## Problem to work on
Once you have read the listing below, write all of it out again exactly.

(Information supplied Opens)

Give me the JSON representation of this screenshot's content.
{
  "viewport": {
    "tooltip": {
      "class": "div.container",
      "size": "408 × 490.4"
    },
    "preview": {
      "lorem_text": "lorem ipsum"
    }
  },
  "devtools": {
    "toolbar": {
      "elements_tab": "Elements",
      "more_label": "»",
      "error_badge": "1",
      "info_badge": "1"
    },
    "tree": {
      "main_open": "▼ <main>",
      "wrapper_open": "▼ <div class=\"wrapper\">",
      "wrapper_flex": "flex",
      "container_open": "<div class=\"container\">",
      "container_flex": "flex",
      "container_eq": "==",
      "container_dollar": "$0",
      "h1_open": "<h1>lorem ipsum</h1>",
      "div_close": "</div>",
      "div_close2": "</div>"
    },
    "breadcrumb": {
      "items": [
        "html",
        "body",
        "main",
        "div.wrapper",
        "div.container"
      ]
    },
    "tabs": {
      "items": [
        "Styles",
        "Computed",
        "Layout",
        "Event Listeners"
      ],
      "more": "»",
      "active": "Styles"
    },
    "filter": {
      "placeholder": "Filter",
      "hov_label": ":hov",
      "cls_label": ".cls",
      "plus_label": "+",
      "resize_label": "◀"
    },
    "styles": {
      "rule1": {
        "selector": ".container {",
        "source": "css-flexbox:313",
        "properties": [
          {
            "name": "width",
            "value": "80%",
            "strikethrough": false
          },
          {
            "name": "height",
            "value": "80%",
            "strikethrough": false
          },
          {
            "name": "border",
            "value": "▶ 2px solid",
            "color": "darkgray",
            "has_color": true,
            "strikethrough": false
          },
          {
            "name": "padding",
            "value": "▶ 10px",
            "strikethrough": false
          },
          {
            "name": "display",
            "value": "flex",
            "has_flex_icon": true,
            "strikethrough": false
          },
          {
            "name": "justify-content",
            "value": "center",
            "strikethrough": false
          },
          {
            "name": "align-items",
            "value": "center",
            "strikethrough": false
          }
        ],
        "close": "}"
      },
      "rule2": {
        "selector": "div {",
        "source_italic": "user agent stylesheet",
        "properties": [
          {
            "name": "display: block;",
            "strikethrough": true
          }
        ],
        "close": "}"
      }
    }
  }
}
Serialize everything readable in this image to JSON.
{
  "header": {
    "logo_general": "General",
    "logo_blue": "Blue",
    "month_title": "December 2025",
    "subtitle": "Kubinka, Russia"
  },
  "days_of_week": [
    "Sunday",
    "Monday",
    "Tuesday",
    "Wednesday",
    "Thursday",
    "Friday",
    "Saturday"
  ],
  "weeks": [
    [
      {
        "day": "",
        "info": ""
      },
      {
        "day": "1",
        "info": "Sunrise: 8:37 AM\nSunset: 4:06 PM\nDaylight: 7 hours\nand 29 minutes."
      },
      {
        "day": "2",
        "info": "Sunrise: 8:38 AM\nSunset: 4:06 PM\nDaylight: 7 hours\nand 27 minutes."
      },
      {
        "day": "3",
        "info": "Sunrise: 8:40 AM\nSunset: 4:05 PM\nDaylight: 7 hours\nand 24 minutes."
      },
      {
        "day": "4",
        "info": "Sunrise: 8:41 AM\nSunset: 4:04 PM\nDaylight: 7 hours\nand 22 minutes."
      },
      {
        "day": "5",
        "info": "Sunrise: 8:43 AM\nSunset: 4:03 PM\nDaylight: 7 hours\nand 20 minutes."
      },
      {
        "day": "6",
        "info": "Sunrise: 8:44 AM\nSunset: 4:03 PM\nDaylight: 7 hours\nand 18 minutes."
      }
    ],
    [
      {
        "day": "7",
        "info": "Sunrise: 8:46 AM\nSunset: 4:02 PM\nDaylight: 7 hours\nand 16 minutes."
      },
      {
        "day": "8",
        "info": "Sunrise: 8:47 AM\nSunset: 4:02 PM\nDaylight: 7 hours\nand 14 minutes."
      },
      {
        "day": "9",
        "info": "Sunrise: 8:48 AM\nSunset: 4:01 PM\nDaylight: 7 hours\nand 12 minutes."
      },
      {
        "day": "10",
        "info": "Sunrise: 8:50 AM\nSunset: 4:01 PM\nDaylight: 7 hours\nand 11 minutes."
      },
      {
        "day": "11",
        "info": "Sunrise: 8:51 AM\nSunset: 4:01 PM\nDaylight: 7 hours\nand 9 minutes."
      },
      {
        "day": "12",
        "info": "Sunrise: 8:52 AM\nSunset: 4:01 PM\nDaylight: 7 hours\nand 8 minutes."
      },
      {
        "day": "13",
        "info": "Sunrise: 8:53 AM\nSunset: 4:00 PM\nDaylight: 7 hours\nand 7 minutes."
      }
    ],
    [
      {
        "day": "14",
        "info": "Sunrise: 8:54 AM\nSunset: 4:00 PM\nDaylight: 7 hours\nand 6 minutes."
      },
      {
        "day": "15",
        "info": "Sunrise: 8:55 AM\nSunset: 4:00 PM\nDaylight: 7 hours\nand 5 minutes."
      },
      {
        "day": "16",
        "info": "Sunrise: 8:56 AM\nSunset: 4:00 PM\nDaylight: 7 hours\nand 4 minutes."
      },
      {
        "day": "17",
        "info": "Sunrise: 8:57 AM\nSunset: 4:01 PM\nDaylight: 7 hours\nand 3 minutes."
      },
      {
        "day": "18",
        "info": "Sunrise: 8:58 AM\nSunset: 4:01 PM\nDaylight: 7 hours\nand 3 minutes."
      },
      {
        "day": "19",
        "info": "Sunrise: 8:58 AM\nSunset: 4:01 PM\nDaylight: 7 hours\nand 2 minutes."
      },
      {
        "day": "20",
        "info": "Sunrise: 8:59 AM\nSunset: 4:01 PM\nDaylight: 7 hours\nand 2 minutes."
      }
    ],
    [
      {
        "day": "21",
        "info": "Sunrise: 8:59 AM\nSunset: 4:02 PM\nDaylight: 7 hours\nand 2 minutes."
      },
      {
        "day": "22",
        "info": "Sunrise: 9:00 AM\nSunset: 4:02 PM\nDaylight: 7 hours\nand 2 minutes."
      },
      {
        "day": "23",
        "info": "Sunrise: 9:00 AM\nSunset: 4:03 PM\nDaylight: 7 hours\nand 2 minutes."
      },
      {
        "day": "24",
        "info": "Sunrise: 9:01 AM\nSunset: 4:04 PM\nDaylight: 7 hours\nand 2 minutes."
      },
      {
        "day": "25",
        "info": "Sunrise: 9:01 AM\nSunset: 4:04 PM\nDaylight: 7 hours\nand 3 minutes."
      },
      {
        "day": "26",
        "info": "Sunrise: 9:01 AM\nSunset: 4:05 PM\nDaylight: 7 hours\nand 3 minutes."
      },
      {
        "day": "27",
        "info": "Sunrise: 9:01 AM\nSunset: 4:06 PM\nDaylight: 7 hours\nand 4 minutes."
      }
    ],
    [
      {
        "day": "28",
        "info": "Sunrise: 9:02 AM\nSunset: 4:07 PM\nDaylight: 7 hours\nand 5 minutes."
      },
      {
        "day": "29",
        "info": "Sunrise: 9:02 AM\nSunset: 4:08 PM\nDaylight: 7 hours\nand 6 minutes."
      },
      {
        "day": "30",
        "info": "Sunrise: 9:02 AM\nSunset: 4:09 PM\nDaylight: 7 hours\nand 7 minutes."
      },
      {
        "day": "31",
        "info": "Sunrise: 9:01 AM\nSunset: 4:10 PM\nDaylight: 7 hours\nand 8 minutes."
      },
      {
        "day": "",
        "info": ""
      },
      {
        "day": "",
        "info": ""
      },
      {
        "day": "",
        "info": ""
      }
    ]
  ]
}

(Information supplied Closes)

## Result for this exercise
Give me the JSON representation of this screenshot's content.
{
  "viewport": {
    "tooltip": {
      "class": "div.container",
      "size": "408 × 490.4"
    },
    "preview": {
      "lorem_text": "lorem ipsum"
    }
  },
  "devtools": {
    "toolbar": {
      "elements_tab": "Elements",
      "more_label": "»",
      "error_badge": "1",
      "info_badge": "1"
    },
    "tree": {
      "main_open": "▼ <main>",
      "wrapper_open": "▼ <div class=\"wrapper\">",
      "wrapper_flex": "flex",
      "container_open": "<div class=\"container\">",
      "container_flex": "flex",
      "container_eq": "==",
      "container_dollar": "$0",
      "h1_open": "<h1>lorem ipsum</h1>",
      "div_close": "</div>",
      "div_close2": "</div>"
    },
    "breadcrumb": {
      "items": [
        "html",
        "body",
        "main",
        "div.wrapper",
        "div.container"
      ]
    },
    "tabs": {
      "items": [
        "Styles",
        "Computed",
        "Layout",
        "Event Listeners"
      ],
      "more": "»",
      "active": "Styles"
    },
    "filter": {
      "placeholder": "Filter",
      "hov_label": ":hov",
      "cls_label": ".cls",
      "plus_label": "+",
      "resize_label": "◀"
    },
    "styles": {
      "rule1": {
        "selector": ".container {",
        "source": "css-flexbox:313",
        "properties": [
          {
            "name": "width",
            "value": "80%",
            "strikethrough": false
          },
          {
            "name": "height",
            "value": "80%",
            "strikethrough": false
          },
          {
            "name": "border",
            "value": "▶ 2px solid",
            "color": "darkgray",
            "has_color": true,
            "strikethrough": false
          },
          {
            "name": "padding",
            "value": "▶ 10px",
            "strikethrough": false
          },
          {
            "name": "display",
            "value": "flex",
            "has_flex_icon": true,
            "strikethrough": false
          },
          {
            "name": "justify-content",
            "value": "center",
            "strikethrough": false
          },
          {
            "name": "align-items",
            "value": "center",
            "strikethrough": false
          }
        ],
        "close": "}"
      },
      "rule2": {
        "selector": "div {",
        "source_italic": "user agent stylesheet",
        "properties": [
          {
            "name": "display: block;",
            "strikethrough": true
          }
        ],
        "close": "}"
      }
    }
  }
}
Serialize everything readable in this image to JSON.
{
  "header": {
    "logo_general": "General",
    "logo_blue": "Blue",
    "month_title": "December 2025",
    "subtitle": "Kubinka, Russia"
  },
  "days_of_week": [
    "Sunday",
    "Monday",
    "Tuesday",
    "Wednesday",
    "Thursday",
    "Friday",
    "Saturday"
  ],
  "weeks": [
    [
      {
        "day": "",
        "info": ""
      },
      {
        "day": "1",
        "info": "Sunrise: 8:37 AM\nSunset: 4:06 PM\nDaylight: 7 hours\nand 29 minutes."
      },
      {
        "day": "2",
        "info": "Sunrise: 8:38 AM\nSunset: 4:06 PM\nDaylight: 7 hours\nand 27 minutes."
      },
      {
        "day": "3",
        "info": "Sunrise: 8:40 AM\nSunset: 4:05 PM\nDaylight: 7 hours\nand 24 minutes."
      },
      {
        "day": "4",
        "info": "Sunrise: 8:41 AM\nSunset: 4:04 PM\nDaylight: 7 hours\nand 22 minutes."
      },
      {
        "day": "5",
        "info": "Sunrise: 8:43 AM\nSunset: 4:03 PM\nDaylight: 7 hours\nand 20 minutes."
      },
      {
        "day": "6",
        "info": "Sunrise: 8:44 AM\nSunset: 4:03 PM\nDaylight: 7 hours\nand 18 minutes."
      }
    ],
    [
      {
        "day": "7",
        "info": "Sunrise: 8:46 AM\nSunset: 4:02 PM\nDaylight: 7 hours\nand 16 minutes."
      },
      {
        "day": "8",
        "info": "Sunrise: 8:47 AM\nSunset: 4:02 PM\nDaylight: 7 hours\nand 14 minutes."
      },
      {
        "day": "9",
        "info": "Sunrise: 8:48 AM\nSunset: 4:01 PM\nDaylight: 7 hours\nand 12 minutes."
      },
      {
        "day": "10",
        "info": "Sunrise: 8:50 AM\nSunset: 4:01 PM\nDaylight: 7 hours\nand 11 minutes."
      },
      {
        "day": "11",
        "info": "Sunrise: 8:51 AM\nSunset: 4:01 PM\nDaylight: 7 hours\nand 9 minutes."
      },
      {
        "day": "12",
        "info": "Sunrise: 8:52 AM\nSunset: 4:01 PM\nDaylight: 7 hours\nand 8 minutes."
      },
      {
        "day": "13",
        "info": "Sunrise: 8:53 AM\nSunset: 4:00 PM\nDaylight: 7 hours\nand 7 minutes."
      }
    ],
    [
      {
        "day": "14",
        "info": "Sunrise: 8:54 AM\nSunset: 4:00 PM\nDaylight: 7 hours\nand 6 minutes."
      },
      {
        "day": "15",
        "info": "Sunrise: 8:55 AM\nSunset: 4:00 PM\nDaylight: 7 hours\nand 5 minutes."
      },
      {
        "day": "16",
        "info": "Sunrise: 8:56 AM\nSunset: 4:00 PM\nDaylight: 7 hours\nand 4 minutes."
      },
      {
        "day": "17",
        "info": "Sunrise: 8:57 AM\nSunset: 4:01 PM\nDaylight: 7 hours\nand 3 minutes."
      },
      {
        "day": "18",
        "info": "Sunrise: 8:58 AM\nSunset: 4:01 PM\nDaylight: 7 hours\nand 3 minutes."
      },
      {
        "day": "19",
        "info": "Sunrise: 8:58 AM\nSunset: 4:01 PM\nDaylight: 7 hours\nand 2 minutes."
      },
      {
        "day": "20",
        "info": "Sunrise: 8:59 AM\nSunset: 4:01 PM\nDaylight: 7 hours\nand 2 minutes."
      }
    ],
    [
      {
        "day": "21",
        "info": "Sunrise: 8:59 AM\nSunset: 4:02 PM\nDaylight: 7 hours\nand 2 minutes."
      },
      {
        "day": "22",
        "info": "Sunrise: 9:00 AM\nSunset: 4:02 PM\nDaylight: 7 hours\nand 2 minutes."
      },
      {
        "day": "23",
        "info": "Sunrise: 9:00 AM\nSunset: 4:03 PM\nDaylight: 7 hours\nand 2 minutes."
      },
      {
        "day": "24",
        "info": "Sunrise: 9:01 AM\nSunset: 4:04 PM\nDaylight: 7 hours\nand 2 minutes."
      },
      {
        "day": "25",
        "info": "Sunrise: 9:01 AM\nSunset: 4:04 PM\nDaylight: 7 hours\nand 3 minutes."
      },
      {
        "day": "26",
        "info": "Sunrise: 9:01 AM\nSunset: 4:05 PM\nDaylight: 7 hours\nand 3 minutes."
      },
      {
        "day": "27",
        "info": "Sunrise: 9:01 AM\nSunset: 4:06 PM\nDaylight: 7 hours\nand 4 minutes."
      }
    ],
    [
      {
        "day": "28",
        "info": "Sunrise: 9:02 AM\nSunset: 4:07 PM\nDaylight: 7 hours\nand 5 minutes."
      },
      {
        "day": "29",
        "info": "Sunrise: 9:02 AM\nSunset: 4:08 PM\nDaylight: 7 hours\nand 6 minutes."
      },
      {
        "day": "30",
        "info": "Sunrise: 9:02 AM\nSunset: 4:09 PM\nDaylight: 7 hours\nand 7 minutes."
      },
      {
        "day": "31",
        "info": "Sunrise: 9:01 AM\nSunset: 4:10 PM\nDaylight: 7 hours\nand 8 minutes."
      },
      {
        "day": "",
        "info": ""
      },
      {
        "day": "",
        "info": ""
      },
      {
        "day": "",
        "info": ""
      }
    ]
  ]
}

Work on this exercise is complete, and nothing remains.